Background: To investigate the association between serological markers for Chlamydophila pneumoniae (Cpn) and the development of abdominal aortic aneurysm (AAA) in a population-based case-control study.
Methods: A screening for AAA among 65-75-year-old men and women was performed in a population with high prevalence of disease. Most of the subjects had undergone previous testing at the age of 60, including blood sampling. A total of 42 patients with AAA were compared with 100 age- and gender-matched controls with normal aortas. Cpn immunoglobulin A (IgA) and immunoglobulin G (IgG) antibodies present in plasma samples obtained at the time of screening (current) and in the past 5-15 (mean, 12) years (historical) were analyzed. Cpn antibody titers (<1/64, 1/64, 1/264, and 1/1024) were analyzed using the microimmunofluorescence technique.

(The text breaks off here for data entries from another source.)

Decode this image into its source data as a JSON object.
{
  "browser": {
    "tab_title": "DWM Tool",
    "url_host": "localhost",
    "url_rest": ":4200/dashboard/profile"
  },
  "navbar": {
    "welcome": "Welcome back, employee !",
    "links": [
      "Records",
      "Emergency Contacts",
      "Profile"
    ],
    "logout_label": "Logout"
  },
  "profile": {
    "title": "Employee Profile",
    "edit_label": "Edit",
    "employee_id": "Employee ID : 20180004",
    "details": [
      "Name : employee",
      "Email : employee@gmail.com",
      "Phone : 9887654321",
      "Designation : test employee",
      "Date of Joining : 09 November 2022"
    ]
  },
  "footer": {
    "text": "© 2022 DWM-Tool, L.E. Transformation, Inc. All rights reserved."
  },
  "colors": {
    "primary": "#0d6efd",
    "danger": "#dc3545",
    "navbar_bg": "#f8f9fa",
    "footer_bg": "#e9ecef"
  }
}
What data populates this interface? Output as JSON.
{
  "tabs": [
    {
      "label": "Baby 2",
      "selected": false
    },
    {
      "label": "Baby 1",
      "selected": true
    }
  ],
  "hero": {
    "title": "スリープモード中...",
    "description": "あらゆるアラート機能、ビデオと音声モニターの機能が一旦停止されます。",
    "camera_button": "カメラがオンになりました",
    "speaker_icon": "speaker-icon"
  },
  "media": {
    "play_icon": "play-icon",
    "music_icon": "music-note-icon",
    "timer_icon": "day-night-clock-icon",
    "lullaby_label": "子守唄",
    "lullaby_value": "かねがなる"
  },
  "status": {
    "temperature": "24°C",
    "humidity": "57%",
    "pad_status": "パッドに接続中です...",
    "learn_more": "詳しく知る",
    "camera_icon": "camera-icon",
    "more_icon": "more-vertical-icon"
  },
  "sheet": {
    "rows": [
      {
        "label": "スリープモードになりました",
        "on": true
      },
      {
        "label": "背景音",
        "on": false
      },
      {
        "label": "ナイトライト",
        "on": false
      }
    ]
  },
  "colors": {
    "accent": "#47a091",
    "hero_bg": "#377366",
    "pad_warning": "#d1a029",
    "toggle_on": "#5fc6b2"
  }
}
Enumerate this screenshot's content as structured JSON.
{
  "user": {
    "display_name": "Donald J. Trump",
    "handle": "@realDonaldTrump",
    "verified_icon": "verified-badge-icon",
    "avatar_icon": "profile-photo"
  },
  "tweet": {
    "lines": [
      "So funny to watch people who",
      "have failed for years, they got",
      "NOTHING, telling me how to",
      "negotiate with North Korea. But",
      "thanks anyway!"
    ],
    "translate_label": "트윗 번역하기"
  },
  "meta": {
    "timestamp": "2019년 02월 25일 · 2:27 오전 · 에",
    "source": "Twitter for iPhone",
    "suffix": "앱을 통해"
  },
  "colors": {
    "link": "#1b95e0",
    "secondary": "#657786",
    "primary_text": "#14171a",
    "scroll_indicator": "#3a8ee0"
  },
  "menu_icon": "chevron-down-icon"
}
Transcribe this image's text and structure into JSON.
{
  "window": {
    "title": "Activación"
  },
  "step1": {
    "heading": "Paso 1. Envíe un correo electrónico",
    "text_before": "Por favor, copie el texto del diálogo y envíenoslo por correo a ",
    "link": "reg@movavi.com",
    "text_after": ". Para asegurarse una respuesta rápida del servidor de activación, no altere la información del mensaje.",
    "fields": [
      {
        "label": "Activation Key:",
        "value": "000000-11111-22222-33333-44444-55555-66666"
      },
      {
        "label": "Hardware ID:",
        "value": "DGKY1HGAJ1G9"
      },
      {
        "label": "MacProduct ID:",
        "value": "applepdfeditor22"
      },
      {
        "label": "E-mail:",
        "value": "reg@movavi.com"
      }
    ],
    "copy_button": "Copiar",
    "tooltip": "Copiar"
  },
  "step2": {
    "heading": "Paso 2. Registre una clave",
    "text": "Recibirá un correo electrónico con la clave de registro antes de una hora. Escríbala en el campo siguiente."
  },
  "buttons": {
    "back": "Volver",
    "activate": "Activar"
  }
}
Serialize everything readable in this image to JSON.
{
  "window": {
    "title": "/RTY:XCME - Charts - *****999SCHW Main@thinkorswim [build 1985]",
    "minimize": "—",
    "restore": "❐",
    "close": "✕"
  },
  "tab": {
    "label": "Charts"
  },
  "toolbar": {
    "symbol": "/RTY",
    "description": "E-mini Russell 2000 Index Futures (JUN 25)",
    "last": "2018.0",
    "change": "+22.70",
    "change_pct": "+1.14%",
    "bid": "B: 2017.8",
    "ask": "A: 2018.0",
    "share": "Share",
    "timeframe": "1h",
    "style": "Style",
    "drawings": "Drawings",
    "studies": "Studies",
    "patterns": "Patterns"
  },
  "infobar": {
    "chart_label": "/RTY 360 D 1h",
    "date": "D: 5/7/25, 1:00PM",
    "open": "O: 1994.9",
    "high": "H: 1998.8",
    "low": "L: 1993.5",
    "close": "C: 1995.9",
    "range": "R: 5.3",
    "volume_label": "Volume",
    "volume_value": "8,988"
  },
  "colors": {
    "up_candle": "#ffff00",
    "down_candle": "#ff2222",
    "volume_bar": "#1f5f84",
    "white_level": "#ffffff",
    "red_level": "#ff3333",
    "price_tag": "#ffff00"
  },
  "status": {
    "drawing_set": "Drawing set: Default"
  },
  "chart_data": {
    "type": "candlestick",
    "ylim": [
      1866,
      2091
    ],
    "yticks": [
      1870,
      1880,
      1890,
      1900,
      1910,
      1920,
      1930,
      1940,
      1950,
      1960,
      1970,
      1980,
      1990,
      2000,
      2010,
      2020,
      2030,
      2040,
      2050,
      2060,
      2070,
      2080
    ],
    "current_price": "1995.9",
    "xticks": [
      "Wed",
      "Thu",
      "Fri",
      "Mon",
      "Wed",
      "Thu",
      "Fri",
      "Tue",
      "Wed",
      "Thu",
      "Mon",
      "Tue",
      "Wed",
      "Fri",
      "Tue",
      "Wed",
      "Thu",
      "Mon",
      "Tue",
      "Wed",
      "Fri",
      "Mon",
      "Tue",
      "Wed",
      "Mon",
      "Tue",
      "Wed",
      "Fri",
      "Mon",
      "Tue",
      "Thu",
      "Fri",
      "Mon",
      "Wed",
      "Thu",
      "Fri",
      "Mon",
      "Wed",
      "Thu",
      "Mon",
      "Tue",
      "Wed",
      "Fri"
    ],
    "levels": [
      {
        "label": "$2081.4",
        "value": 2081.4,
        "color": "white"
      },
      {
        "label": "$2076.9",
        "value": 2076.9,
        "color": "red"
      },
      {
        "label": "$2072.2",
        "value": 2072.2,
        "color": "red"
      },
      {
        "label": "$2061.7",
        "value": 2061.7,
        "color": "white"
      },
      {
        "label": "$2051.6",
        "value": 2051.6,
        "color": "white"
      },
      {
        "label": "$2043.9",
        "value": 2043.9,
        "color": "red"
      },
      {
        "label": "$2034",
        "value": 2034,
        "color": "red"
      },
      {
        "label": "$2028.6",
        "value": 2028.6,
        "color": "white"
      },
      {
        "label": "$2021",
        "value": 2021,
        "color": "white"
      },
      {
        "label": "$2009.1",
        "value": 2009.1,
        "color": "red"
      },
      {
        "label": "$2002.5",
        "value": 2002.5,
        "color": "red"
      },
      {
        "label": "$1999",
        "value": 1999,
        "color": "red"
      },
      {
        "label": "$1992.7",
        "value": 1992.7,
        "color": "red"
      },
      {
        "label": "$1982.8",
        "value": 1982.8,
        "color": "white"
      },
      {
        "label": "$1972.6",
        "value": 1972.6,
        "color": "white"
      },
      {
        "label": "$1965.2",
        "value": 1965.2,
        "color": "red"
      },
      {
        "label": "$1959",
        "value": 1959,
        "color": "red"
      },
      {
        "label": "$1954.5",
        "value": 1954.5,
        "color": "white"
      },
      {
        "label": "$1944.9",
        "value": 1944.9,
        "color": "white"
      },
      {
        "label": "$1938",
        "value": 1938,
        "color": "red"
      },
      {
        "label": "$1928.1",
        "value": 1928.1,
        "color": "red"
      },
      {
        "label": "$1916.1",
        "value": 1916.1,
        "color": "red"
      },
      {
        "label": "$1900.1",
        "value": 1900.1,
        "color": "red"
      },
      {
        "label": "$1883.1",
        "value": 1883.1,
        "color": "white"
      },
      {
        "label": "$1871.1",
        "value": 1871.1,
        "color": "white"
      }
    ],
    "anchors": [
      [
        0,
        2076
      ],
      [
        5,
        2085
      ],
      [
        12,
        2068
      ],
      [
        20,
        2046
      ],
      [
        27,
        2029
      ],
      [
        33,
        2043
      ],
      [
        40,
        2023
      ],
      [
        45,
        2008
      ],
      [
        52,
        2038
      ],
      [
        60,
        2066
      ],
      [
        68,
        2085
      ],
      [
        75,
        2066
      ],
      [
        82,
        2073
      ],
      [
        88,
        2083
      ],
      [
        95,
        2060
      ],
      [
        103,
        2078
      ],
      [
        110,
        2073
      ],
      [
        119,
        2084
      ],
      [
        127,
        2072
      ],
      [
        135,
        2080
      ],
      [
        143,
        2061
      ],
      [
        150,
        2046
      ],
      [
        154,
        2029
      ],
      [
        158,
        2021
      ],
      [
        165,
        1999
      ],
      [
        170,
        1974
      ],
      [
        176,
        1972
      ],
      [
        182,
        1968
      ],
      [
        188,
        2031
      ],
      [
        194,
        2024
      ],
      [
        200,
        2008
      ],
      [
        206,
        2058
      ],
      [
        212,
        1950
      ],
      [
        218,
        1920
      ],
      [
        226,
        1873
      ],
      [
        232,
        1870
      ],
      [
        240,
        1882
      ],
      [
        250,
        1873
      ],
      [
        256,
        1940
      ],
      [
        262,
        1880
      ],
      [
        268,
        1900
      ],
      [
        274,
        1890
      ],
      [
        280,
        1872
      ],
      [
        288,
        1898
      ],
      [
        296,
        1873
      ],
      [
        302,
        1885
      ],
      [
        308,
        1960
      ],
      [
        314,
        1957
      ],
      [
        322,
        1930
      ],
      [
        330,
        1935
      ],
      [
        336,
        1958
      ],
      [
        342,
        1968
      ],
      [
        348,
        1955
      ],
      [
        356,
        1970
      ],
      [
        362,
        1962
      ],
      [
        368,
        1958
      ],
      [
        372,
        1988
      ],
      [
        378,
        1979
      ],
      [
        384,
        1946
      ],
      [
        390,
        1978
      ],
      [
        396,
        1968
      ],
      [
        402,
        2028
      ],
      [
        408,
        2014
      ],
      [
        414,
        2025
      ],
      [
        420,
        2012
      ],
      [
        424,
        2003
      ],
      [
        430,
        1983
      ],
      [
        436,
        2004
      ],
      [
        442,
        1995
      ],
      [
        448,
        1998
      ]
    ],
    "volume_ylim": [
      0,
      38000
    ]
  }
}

Results: No differences in current Cpn immunoglobulin A and IgG antibodies titers (p = 0.111 and 0.659), historical titers (p = 0.449 and 0.228), or titer change (delta) (p = 0.794 and 0.172) were observed between patients with AAA and controls. In all, 82% of the patients with AAA had a current Cpn IgG titer of 1/1024 as compared with the 70% of the control group. All 11 patients who had an aortic diameter of >40 mm reported having high current Cpn IgG titers. The fact that such a large proportion of the healthy population demonstrated an immune response against Cpn made it difficult to demonstrate possible effects of Cpn infection on AAA formation in a case-control study.
Conclusion: No significant associations were found between AAA detected by screening and Cpn antibody titer levels at the time of screening or during past screening at the age of 60.
Copyright © 2011 Annals of Vascular Surgery Inc. Published by Elsevier Inc. All rights reserved.